What is expected: For every line below, set down an identical copy.

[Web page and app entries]
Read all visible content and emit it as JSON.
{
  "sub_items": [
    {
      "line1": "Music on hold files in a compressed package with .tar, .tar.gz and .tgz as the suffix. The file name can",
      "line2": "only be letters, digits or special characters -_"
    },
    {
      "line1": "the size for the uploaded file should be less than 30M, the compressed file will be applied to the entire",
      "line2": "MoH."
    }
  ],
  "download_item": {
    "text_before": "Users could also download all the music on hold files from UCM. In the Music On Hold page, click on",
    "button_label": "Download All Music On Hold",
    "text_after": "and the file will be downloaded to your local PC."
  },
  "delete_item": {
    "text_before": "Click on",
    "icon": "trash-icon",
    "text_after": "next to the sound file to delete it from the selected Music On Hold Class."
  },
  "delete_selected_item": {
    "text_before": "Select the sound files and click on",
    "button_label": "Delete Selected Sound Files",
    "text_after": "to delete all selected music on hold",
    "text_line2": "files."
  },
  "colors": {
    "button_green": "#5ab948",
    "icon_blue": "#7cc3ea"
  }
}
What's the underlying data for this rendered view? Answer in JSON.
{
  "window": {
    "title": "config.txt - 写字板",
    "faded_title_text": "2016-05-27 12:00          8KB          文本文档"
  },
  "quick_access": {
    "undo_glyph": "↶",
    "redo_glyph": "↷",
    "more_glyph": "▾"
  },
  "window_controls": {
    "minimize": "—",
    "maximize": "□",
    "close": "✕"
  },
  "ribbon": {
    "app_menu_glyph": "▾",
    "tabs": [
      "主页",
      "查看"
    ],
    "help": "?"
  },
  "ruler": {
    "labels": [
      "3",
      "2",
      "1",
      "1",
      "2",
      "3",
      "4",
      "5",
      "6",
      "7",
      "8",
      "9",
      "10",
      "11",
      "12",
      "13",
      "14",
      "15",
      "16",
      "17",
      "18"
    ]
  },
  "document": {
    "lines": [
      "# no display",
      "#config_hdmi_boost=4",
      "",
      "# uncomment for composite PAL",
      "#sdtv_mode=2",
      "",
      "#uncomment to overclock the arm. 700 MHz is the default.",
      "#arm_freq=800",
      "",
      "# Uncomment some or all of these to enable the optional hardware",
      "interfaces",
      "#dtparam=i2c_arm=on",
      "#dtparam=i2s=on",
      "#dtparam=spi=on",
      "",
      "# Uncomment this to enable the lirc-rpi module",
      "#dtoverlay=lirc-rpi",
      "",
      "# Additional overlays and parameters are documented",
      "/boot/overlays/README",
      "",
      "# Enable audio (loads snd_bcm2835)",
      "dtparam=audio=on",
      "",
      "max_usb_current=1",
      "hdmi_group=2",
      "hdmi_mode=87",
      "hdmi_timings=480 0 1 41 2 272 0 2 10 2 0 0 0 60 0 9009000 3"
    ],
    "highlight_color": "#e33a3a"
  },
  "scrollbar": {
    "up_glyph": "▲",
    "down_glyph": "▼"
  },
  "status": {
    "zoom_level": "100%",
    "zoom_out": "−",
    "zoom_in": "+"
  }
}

Reply to the task:
Read all visible content and emit it as JSON.
{
  "sub_items": [
    {
      "line1": "Music on hold files in a compressed package with .tar, .tar.gz and .tgz as the suffix. The file name can",
      "line2": "only be letters, digits or special characters -_"
    },
    {
      "line1": "the size for the uploaded file should be less than 30M, the compressed file will be applied to the entire",
      "line2": "MoH."
    }
  ],
  "download_item": {
    "text_before": "Users could also download all the music on hold files from UCM. In the Music On Hold page, click on",
    "button_label": "Download All Music On Hold",
    "text_after": "and the file will be downloaded to your local PC."
  },
  "delete_item": {
    "text_before": "Click on",
    "icon": "trash-icon",
    "text_after": "next to the sound file to delete it from the selected Music On Hold Class."
  },
  "delete_selected_item": {
    "text_before": "Select the sound files and click on",
    "button_label": "Delete Selected Sound Files",
    "text_after": "to delete all selected music on hold",
    "text_line2": "files."
  },
  "colors": {
    "button_green": "#5ab948",
    "icon_blue": "#7cc3ea"
  }
}
What's the underlying data for this rendered view? Answer in JSON.
{
  "window": {
    "title": "config.txt - 写字板",
    "faded_title_text": "2016-05-27 12:00          8KB          文本文档"
  },
  "quick_access": {
    "undo_glyph": "↶",
    "redo_glyph": "↷",
    "more_glyph": "▾"
  },
  "window_controls": {
    "minimize": "—",
    "maximize": "□",
    "close": "✕"
  },
  "ribbon": {
    "app_menu_glyph": "▾",
    "tabs": [
      "主页",
      "查看"
    ],
    "help": "?"
  },
  "ruler": {
    "labels": [
      "3",
      "2",
      "1",
      "1",
      "2",
      "3",
      "4",
      "5",
      "6",
      "7",
      "8",
      "9",
      "10",
      "11",
      "12",
      "13",
      "14",
      "15",
      "16",
      "17",
      "18"
    ]
  },
  "document": {
    "lines": [
      "# no display",
      "#config_hdmi_boost=4",
      "",
      "# uncomment for composite PAL",
      "#sdtv_mode=2",
      "",
      "#uncomment to overclock the arm. 700 MHz is the default.",
      "#arm_freq=800",
      "",
      "# Uncomment some or all of these to enable the optional hardware",
      "interfaces",
      "#dtparam=i2c_arm=on",
      "#dtparam=i2s=on",
      "#dtparam=spi=on",
      "",
      "# Uncomment this to enable the lirc-rpi module",
      "#dtoverlay=lirc-rpi",
      "",
      "# Additional overlays and parameters are documented",
      "/boot/overlays/README",
      "",
      "# Enable audio (loads snd_bcm2835)",
      "dtparam=audio=on",
      "",
      "max_usb_current=1",
      "hdmi_group=2",
      "hdmi_mode=87",
      "hdmi_timings=480 0 1 41 2 272 0 2 10 2 0 0 0 60 0 9009000 3"
    ],
    "highlight_color": "#e33a3a"
  },
  "scrollbar": {
    "up_glyph": "▲",
    "down_glyph": "▼"
  },
  "status": {
    "zoom_level": "100%",
    "zoom_out": "−",
    "zoom_in": "+"
  }
}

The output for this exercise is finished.